    • If the package has not been updated after a long delay, a bug report should be filed about the vulnerability.
    • If this is a critical security issue, a bug report must be filed immediately after flagging the package out-of-date.
  • If there is no upstream release available, a bug report must be filed including the patches for mitigation. The following information must be provided in the bug report:
    • Description about the security issue and its impact
    • Links to the CVE-IDs and (upstream) report
    • If no release is available, links to the upstream patches (or attachments) that mitigate the issue

Tracking and publishing

The following tasks must be performed by team members:

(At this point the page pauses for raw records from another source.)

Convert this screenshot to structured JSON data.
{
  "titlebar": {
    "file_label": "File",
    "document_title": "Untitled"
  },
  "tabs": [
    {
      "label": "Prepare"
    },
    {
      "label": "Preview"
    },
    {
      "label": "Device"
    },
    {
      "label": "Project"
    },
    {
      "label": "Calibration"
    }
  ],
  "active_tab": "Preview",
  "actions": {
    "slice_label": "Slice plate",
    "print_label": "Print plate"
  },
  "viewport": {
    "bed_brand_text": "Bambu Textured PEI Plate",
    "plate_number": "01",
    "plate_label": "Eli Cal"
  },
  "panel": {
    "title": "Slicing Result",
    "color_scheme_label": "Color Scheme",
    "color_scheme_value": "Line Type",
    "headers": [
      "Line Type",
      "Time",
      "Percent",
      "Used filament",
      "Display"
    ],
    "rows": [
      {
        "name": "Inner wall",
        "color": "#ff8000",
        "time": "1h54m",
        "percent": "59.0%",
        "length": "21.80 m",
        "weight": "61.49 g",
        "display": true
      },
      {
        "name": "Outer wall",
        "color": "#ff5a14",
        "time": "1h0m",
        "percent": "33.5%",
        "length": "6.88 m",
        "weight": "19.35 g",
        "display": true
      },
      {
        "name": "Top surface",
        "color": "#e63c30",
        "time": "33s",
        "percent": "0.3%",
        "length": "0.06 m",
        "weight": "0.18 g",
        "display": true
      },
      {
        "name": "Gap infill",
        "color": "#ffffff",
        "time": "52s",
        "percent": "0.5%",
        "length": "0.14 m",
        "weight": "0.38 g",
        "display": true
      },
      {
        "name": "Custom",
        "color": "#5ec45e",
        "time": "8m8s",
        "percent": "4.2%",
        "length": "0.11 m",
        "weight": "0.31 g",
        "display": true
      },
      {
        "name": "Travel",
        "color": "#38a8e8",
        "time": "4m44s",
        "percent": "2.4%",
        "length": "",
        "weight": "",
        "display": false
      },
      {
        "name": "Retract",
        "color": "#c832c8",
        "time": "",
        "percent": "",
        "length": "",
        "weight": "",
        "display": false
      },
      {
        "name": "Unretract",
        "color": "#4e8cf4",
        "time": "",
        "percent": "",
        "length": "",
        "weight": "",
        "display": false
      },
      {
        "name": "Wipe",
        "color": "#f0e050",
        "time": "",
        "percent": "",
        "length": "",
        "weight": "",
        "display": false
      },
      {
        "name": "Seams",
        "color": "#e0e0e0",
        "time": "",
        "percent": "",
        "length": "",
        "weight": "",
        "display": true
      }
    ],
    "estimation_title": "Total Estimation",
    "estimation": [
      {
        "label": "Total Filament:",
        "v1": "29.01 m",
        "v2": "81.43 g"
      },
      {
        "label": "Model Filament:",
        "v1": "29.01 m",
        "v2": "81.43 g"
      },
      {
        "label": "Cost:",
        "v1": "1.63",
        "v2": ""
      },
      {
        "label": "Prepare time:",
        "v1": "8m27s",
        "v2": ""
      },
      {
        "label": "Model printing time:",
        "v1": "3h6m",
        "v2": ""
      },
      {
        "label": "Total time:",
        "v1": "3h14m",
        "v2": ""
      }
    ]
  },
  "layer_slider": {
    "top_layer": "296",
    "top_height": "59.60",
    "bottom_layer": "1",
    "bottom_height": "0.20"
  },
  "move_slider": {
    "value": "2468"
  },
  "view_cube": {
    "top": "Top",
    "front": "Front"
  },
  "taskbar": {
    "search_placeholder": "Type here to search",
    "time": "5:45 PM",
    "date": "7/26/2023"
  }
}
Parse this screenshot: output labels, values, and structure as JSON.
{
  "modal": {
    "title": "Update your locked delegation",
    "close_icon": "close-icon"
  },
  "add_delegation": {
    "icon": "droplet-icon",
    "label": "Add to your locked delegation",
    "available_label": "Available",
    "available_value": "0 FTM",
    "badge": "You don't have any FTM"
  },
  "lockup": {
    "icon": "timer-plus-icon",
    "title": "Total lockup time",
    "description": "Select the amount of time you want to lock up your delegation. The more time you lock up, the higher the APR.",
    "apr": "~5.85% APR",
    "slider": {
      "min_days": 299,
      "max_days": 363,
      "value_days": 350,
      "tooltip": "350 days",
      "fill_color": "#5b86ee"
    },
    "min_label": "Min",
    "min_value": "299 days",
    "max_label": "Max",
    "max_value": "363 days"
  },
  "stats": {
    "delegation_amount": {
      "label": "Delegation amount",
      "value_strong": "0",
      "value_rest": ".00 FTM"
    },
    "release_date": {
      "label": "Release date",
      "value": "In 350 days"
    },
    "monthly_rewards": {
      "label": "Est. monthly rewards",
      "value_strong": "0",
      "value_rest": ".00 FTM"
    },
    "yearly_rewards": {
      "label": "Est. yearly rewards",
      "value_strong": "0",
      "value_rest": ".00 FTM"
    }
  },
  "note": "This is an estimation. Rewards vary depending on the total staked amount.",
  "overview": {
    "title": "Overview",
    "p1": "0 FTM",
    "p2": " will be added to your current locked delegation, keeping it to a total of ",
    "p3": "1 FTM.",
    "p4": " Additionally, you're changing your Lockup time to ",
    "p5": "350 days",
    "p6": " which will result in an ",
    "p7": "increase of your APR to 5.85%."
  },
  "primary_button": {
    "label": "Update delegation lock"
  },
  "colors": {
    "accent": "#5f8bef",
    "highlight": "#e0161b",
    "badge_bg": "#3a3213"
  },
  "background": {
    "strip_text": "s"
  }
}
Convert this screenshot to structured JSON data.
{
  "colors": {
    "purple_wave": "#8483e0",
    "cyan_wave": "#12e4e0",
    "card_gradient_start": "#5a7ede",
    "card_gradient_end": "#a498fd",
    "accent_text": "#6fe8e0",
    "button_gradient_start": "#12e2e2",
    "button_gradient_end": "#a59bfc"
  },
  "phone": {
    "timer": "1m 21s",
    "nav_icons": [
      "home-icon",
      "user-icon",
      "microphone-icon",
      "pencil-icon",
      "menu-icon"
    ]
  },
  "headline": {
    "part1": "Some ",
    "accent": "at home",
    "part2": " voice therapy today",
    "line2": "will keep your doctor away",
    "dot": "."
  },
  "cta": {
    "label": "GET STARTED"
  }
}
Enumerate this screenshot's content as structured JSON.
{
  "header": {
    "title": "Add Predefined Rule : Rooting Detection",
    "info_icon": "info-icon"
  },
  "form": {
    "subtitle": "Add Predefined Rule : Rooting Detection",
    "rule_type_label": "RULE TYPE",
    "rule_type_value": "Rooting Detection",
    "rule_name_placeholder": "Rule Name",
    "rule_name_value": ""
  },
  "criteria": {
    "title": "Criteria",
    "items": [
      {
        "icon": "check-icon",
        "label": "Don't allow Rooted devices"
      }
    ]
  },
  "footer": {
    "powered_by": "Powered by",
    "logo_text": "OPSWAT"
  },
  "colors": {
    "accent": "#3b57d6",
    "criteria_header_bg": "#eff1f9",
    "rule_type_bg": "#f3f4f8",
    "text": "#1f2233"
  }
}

  • A team member will create an advisory on the security tracker and add the CVEs for tracking.
  • A team member with access to arch-security will generate an ASA from the tracker and publish it.
Note: If you have a private bug to report, contact[1] Please note that the address for private bug reporting is security, not arch-security. A private bug is one that is too sensitive to post where anyone can read and exploit it, e.g. vulnerabilities in the Arch Linux infrastructure.



National Vulnerability Database (NVD)
All CVE vulnerabilites:
All fully analyzed CVE vulnerabilities:

Mailing lists

This article or section is out of date.

Reason: BugTraq was shutdown in 2021[2] (Discuss in Talk:Arch Security Team#BugTraq shut down)
Main list dealing with security of free software, a lot of CVE attributions happen here, required if you wish to follow security news.
Subscribe: oss-security-subscribe(at)
A full disclosure moderated mailing list (noisy).
Info:[dead link 2023-04-22 ⓘ]
Subscribe: bugtraq-subscribe(at)
Full Disclosure
Another full-disclosure mailing-list (noisy).
Subscribe: full-disclosure-request(at)

Also consider following the mailing lists for specific packages, such as LibreOffice,, Puppetlabs, ISC, etc.

Other distributions

Resources of other distributions (to look for CVE, patch, comments etc.):

Red Hat and Fedora
Advisories feed:
CVE tracker:<CVE-ID>
Bug tracker:<CVE-ID>
Advisories feed:
CVE tracker:<CVE-ID>
CVE tracker:<CVE-ID>/
Patch tracker:
CVE tracker:<CVE-ID>/


Mitre and NVD links for CVE's<CVE-ID>[dead link 2023-04-22 ⓘ]<CVE-ID>

NVD and Mitre do not necessarily fill their CVE entry immediately after attribution, so it is not always relevant for Arch. The CVE-ID and the "Date Entry Created" fields do not have particular meaning. CVE are attributed by CVE Numbering Authorities (CNA), and each CNA obtain CVE blocks from Mitre when needed/asked, so the CVE ID is not linked to the attribution date. The "Date Entry Created" field often only indicates when the CVE block was given to the CNA, nothing more.

Linux Weekly News
LWN provides a daily notice of security updates for various distributions.


For more resources, please see the OpenWall's Open Source Software Security Wiki.

Team members

The current members of the Arch Security Team are:

Tip: Type !pingsec Message to the Arch Security Team in any IRC channel where phrik is present to highlight all current security team members.